Students at the University of Puerto Rico, a public university that serves 65,000 mostly working class students, have been organizing and mobilizing to defeat a government plan to increase their tuition fee by $800 in January 2011. To protest this attack on their right to education, students sat down and slowed traffic on a major highway in the capital city of San Juan in November. This Tuesday, students raised barricades t0 blockade the UPR-San Juan campus for two days, beating off attacks by police and security guards. In the spring of 2010, UPR students went out on strike for 62 days, shutting down 10 of 11 UPR campuses and defeating most of the government’s cuts to the university’s budget and changes to the academic program.
A student, wearing a mask, sits on a barricade during a protest at the University of Puerto Rico in San Juan early Tuesday Dec. 7, 2010.
Puerto Rican Daily Sun, December 10, 2010
Students at UPR Piedras hold vigil to keep cops off campus
“As long as there is a police presence inside the University, there will be no classes,” said the spokeswoman for the Student Representation Committee, Maria Soledad Davila. “Police have not entered the university for the last 30 years, and when they have, it has been to repress ideas and limit the project of a public university.”
It was not business as usual at the University of Puerto Rico Piedras campus Thursday as students, teachers, labor groups and political organizations presented a united fund to boycott classes.

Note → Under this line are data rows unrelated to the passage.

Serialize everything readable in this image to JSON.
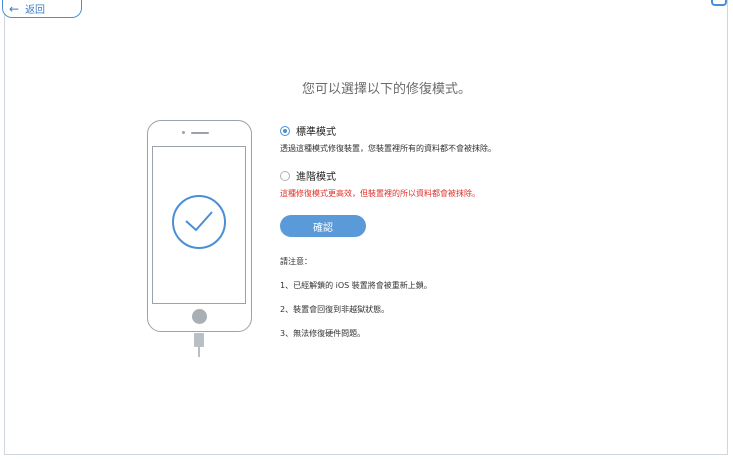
{
  "header": {
    "back_label": "返回",
    "back_arrow": "←"
  },
  "main": {
    "title": "您可以選擇以下的修復模式。",
    "options": [
      {
        "label": "標準模式",
        "selected": true,
        "description": "透過這種模式修復裝置，您裝置裡所有的資料都不會被抹除。"
      },
      {
        "label": "進階模式",
        "selected": false,
        "description": "這種修復模式更高效，但裝置裡的所以資料都會被抹除。"
      }
    ],
    "confirm_label": "確認",
    "notes_title": "請注意：",
    "notes": [
      "1、已經解鎖的 iOS 裝置將會被重新上鎖。",
      "2、裝置會回復到非越獄狀態。",
      "3、無法修復硬件問題。"
    ]
  },
  "colors": {
    "accent": "#4a8fd6",
    "button": "#5b9ad8",
    "warning": "#e0302a"
  }
}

While students gathered outside the gates, refusing to go to class, their professors met off- campus and voted not to teach as long as police remained on campus. They also postponed the strike vote they had approved last week in exchange for the administration receiving the students for a dialogue. Several organizations demanded that the police be removed.

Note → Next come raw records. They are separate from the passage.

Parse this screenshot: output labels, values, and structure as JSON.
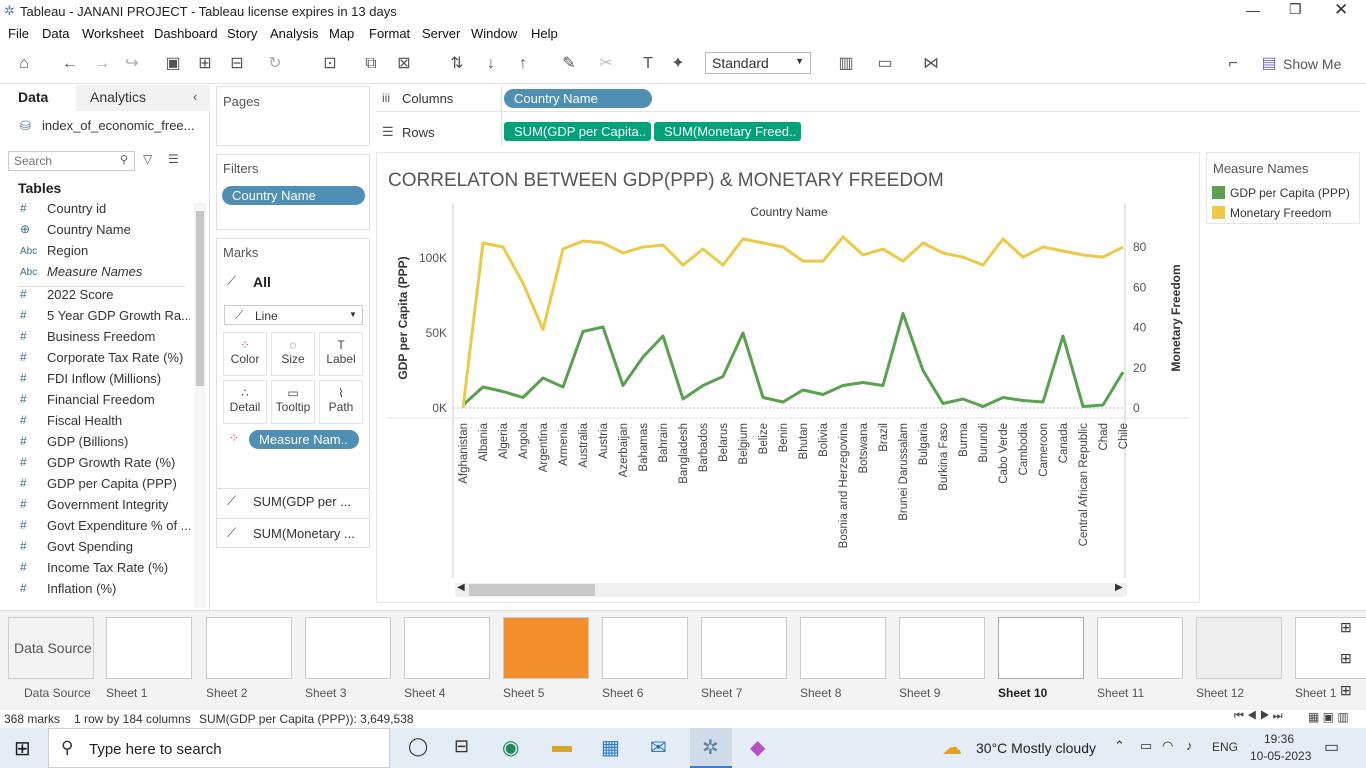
{
  "window": {
    "title": "Tableau - JANANI PROJECT - Tableau license expires in 13 days"
  },
  "menu": [
    "File",
    "Data",
    "Worksheet",
    "Dashboard",
    "Story",
    "Analysis",
    "Map",
    "Format",
    "Server",
    "Window",
    "Help"
  ],
  "toolbar": {
    "fit": "Standard",
    "show_me": "Show Me"
  },
  "left": {
    "tab_data": "Data",
    "tab_analytics": "Analytics",
    "datasource": "index_of_economic_free...",
    "search_placeholder": "Search",
    "tables_label": "Tables",
    "fields": [
      {
        "icon": "#",
        "name": "Country id"
      },
      {
        "icon": "⊕",
        "name": "Country Name"
      },
      {
        "icon": "Abc",
        "name": "Region"
      },
      {
        "icon": "Abc",
        "name": "Measure Names"
      },
      {
        "icon": "#",
        "name": "2022 Score"
      },
      {
        "icon": "#",
        "name": "5 Year GDP Growth Ra..."
      },
      {
        "icon": "#",
        "name": "Business Freedom"
      },
      {
        "icon": "#",
        "name": "Corporate Tax Rate (%)"
      },
      {
        "icon": "#",
        "name": "FDI Inflow (Millions)"
      },
      {
        "icon": "#",
        "name": "Financial Freedom"
      },
      {
        "icon": "#",
        "name": "Fiscal Health"
      },
      {
        "icon": "#",
        "name": "GDP (Billions)"
      },
      {
        "icon": "#",
        "name": "GDP Growth Rate (%)"
      },
      {
        "icon": "#",
        "name": "GDP per Capita (PPP)"
      },
      {
        "icon": "#",
        "name": "Government Integrity"
      },
      {
        "icon": "#",
        "name": "Govt Expenditure % of ..."
      },
      {
        "icon": "#",
        "name": "Govt Spending"
      },
      {
        "icon": "#",
        "name": "Income Tax Rate (%)"
      },
      {
        "icon": "#",
        "name": "Inflation (%)"
      }
    ]
  },
  "shelves": {
    "pages": "Pages",
    "filters": "Filters",
    "filter_pill": "Country Name",
    "marks": "Marks",
    "marks_all": "All",
    "mark_type": "Line",
    "mark_buttons": [
      "Color",
      "Size",
      "Label",
      "Detail",
      "Tooltip",
      "Path"
    ],
    "measure_pill": "Measure Nam..",
    "sum1": "SUM(GDP per ...",
    "sum2": "SUM(Monetary ...",
    "columns_label": "Columns",
    "columns_pill": "Country Name",
    "rows_label": "Rows",
    "rows_pill1": "SUM(GDP per Capita..",
    "rows_pill2": "SUM(Monetary Freed.."
  },
  "legend": {
    "title": "Measure Names",
    "items": [
      {
        "name": "GDP per Capita (PPP)",
        "color": "#59a14f"
      },
      {
        "name": "Monetary Freedom",
        "color": "#edc948"
      }
    ]
  },
  "chart_data": {
    "type": "line",
    "title": "CORRELATON BETWEEN GDP(PPP) & MONETARY FREEDOM",
    "header": "Country Name",
    "ylabel_left": "GDP per Capita (PPP)",
    "ylabel_right": "Monetary Freedom",
    "yticks_left": [
      "0K",
      "50K",
      "100K"
    ],
    "yticks_right": [
      "0",
      "20",
      "40",
      "60",
      "80"
    ],
    "ylim_left": [
      0,
      120000
    ],
    "ylim_right": [
      0,
      90
    ],
    "categories": [
      "Afghanistan",
      "Albania",
      "Algeria",
      "Angola",
      "Argentina",
      "Armenia",
      "Australia",
      "Austria",
      "Azerbaijan",
      "Bahamas",
      "Bahrain",
      "Bangladesh",
      "Barbados",
      "Belarus",
      "Belgium",
      "Belize",
      "Benin",
      "Bhutan",
      "Bolivia",
      "Bosnia and Herzegovina",
      "Botswana",
      "Brazil",
      "Brunei Darussalam",
      "Bulgaria",
      "Burkina Faso",
      "Burma",
      "Burundi",
      "Cabo Verde",
      "Cambodia",
      "Cameroon",
      "Canada",
      "Central African Republic",
      "Chad",
      "Chile"
    ],
    "series": [
      {
        "name": "GDP per Capita (PPP)",
        "color": "#59a14f",
        "values": [
          2000,
          14000,
          11000,
          7000,
          20000,
          14000,
          51000,
          54000,
          15000,
          34000,
          48000,
          6000,
          15000,
          21000,
          50000,
          7000,
          4000,
          12000,
          9000,
          15000,
          17000,
          15000,
          63000,
          25000,
          3000,
          6000,
          1000,
          7000,
          5000,
          4000,
          48000,
          1000,
          2000,
          24000
        ]
      },
      {
        "name": "Monetary Freedom",
        "color": "#edc948",
        "values": [
          0,
          82,
          80,
          62,
          39,
          79,
          83,
          82,
          77,
          80,
          81,
          71,
          79,
          71,
          84,
          82,
          80,
          73,
          73,
          85,
          76,
          79,
          73,
          82,
          77,
          75,
          71,
          84,
          75,
          80,
          78,
          76,
          75,
          80
        ]
      }
    ]
  },
  "sheet_tabs": [
    "Data Source",
    "Sheet 1",
    "Sheet 2",
    "Sheet 3",
    "Sheet 4",
    "Sheet 5",
    "Sheet 6",
    "Sheet 7",
    "Sheet 8",
    "Sheet 9",
    "Sheet 10",
    "Sheet 11",
    "Sheet 12",
    "Sheet 1"
  ],
  "status": {
    "marks": "368 marks",
    "dims": "1 row by 184 columns",
    "sum": "SUM(GDP per Capita (PPP)): 3,649,538"
  },
  "taskbar": {
    "search": "Type here to search",
    "weather": "30°C  Mostly cloudy",
    "lang": "ENG",
    "time": "19:36",
    "date": "10-05-2023"
  }
}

“There is no doubt that the government is frightened by the university’s power, and the love the people have for it as an institution,” said Maria Gisela Rosado, president of the Puerto Rican Association of University Professors, in reference to the presence of police on campus. “We want this fee to be canceled, or at the least put on hold, until the institution can get on an even keel, and all of us can look for ways to resolve this,” she said. The group also urged the people to join the march from the Capitol to La Fortaleza scheduled for Sunday at 1 p.m. Continue reading